What is required —
Some lines in the data below hold the string "this". Report how many, as a bare number.

[Source information]

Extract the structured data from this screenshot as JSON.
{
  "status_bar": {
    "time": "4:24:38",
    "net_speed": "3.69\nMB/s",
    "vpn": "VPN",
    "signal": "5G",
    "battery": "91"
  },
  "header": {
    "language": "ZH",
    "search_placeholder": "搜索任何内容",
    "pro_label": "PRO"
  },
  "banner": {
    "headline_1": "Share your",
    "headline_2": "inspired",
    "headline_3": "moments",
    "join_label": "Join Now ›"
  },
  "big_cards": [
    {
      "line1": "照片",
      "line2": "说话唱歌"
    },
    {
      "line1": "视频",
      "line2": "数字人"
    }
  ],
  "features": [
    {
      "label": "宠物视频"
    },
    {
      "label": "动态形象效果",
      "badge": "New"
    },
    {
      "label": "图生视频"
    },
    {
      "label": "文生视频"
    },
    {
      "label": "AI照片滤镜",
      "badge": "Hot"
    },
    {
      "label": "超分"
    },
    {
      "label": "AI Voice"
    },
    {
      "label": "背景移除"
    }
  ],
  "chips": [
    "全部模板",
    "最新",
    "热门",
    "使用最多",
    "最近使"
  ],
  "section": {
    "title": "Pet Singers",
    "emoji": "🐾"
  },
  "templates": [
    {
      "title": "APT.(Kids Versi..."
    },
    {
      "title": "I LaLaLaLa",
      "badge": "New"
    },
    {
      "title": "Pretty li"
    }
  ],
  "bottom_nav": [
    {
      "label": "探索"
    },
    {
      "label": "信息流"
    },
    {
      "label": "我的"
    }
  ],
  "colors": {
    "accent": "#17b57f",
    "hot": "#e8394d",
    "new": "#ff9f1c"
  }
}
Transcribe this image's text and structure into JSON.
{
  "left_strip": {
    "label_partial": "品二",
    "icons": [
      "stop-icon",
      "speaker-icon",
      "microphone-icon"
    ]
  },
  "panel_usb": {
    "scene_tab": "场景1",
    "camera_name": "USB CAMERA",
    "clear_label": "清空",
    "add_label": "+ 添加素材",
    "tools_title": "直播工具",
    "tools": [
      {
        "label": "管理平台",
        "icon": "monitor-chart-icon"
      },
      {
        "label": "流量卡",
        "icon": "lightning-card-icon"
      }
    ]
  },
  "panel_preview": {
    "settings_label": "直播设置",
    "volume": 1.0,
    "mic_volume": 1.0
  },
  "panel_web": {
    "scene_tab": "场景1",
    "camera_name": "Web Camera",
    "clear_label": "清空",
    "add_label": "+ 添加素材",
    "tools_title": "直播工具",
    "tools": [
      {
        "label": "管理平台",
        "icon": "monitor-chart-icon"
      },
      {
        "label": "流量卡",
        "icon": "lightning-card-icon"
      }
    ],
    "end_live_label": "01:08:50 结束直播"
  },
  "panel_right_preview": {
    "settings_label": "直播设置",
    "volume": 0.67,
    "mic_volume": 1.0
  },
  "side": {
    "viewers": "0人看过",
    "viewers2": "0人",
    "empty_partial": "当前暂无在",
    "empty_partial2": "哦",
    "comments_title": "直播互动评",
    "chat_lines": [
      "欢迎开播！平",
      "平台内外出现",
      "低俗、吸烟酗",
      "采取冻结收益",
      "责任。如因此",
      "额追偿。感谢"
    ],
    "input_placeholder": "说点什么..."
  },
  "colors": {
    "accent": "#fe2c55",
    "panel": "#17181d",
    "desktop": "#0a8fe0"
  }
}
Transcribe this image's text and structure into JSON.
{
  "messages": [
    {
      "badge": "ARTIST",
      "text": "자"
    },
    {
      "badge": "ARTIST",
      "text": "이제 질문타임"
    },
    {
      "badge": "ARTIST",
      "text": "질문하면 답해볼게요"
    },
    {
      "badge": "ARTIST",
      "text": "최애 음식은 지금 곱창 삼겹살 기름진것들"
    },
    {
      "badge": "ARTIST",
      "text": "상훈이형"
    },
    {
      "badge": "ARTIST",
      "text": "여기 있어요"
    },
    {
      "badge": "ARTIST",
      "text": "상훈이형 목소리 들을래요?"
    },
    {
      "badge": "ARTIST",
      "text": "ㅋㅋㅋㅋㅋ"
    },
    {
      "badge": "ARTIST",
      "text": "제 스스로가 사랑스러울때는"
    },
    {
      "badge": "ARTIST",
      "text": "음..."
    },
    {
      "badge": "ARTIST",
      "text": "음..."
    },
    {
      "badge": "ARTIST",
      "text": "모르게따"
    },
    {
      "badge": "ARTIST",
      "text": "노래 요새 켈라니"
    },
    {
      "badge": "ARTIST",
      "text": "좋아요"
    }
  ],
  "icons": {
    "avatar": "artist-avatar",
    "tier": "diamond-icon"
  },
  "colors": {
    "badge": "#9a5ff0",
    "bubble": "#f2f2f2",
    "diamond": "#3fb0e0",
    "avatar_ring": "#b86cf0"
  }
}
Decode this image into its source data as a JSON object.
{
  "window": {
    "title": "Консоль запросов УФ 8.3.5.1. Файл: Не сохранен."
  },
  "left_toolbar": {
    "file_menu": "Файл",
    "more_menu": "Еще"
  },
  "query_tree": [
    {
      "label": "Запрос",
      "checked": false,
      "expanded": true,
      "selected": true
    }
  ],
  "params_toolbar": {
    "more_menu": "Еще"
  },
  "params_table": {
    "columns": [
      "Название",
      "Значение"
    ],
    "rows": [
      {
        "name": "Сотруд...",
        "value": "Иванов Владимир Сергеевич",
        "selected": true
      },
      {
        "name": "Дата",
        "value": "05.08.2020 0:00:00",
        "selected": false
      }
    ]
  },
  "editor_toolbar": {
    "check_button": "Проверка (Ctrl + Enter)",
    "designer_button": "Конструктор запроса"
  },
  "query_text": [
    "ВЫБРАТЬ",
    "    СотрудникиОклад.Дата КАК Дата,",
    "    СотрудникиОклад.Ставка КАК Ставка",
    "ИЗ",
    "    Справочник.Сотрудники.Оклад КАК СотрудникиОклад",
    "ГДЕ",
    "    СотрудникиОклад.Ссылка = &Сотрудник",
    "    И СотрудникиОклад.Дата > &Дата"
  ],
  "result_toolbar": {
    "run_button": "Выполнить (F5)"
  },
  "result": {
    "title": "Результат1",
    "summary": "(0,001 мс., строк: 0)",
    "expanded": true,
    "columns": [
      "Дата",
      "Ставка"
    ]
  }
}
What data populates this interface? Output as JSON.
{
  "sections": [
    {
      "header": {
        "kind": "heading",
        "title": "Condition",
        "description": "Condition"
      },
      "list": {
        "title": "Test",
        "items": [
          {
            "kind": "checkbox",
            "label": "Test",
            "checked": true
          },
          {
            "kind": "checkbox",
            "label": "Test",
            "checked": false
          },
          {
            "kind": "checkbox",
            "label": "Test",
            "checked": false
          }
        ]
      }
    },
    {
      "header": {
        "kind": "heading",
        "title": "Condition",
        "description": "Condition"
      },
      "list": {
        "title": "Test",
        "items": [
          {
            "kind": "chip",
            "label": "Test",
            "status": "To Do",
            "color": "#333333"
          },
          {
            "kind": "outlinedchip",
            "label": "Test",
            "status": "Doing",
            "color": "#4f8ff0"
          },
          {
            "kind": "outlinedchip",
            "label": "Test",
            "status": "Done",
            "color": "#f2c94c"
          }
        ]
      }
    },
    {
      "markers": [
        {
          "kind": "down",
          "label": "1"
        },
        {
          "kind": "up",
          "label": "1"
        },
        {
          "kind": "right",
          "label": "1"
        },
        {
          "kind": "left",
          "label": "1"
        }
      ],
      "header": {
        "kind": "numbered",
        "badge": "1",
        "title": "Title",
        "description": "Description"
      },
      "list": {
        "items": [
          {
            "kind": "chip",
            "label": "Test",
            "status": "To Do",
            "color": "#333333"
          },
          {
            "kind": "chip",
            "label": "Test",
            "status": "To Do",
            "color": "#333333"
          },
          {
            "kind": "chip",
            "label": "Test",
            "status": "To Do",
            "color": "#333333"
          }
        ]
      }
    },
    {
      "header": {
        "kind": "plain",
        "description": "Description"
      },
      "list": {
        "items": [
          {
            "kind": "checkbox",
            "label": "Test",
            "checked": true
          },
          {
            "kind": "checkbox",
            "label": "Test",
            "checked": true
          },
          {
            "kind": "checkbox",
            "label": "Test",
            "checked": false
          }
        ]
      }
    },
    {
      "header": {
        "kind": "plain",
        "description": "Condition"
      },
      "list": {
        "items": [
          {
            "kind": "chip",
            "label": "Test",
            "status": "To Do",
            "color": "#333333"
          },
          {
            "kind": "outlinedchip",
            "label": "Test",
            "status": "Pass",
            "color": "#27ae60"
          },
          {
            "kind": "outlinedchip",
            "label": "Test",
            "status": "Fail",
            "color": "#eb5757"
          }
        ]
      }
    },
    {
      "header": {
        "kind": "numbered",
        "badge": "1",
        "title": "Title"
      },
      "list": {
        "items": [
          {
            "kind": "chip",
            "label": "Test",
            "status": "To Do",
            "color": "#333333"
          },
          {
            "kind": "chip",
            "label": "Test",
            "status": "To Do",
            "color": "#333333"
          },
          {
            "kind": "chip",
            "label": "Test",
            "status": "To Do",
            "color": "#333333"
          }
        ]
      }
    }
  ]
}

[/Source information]

Response area —
5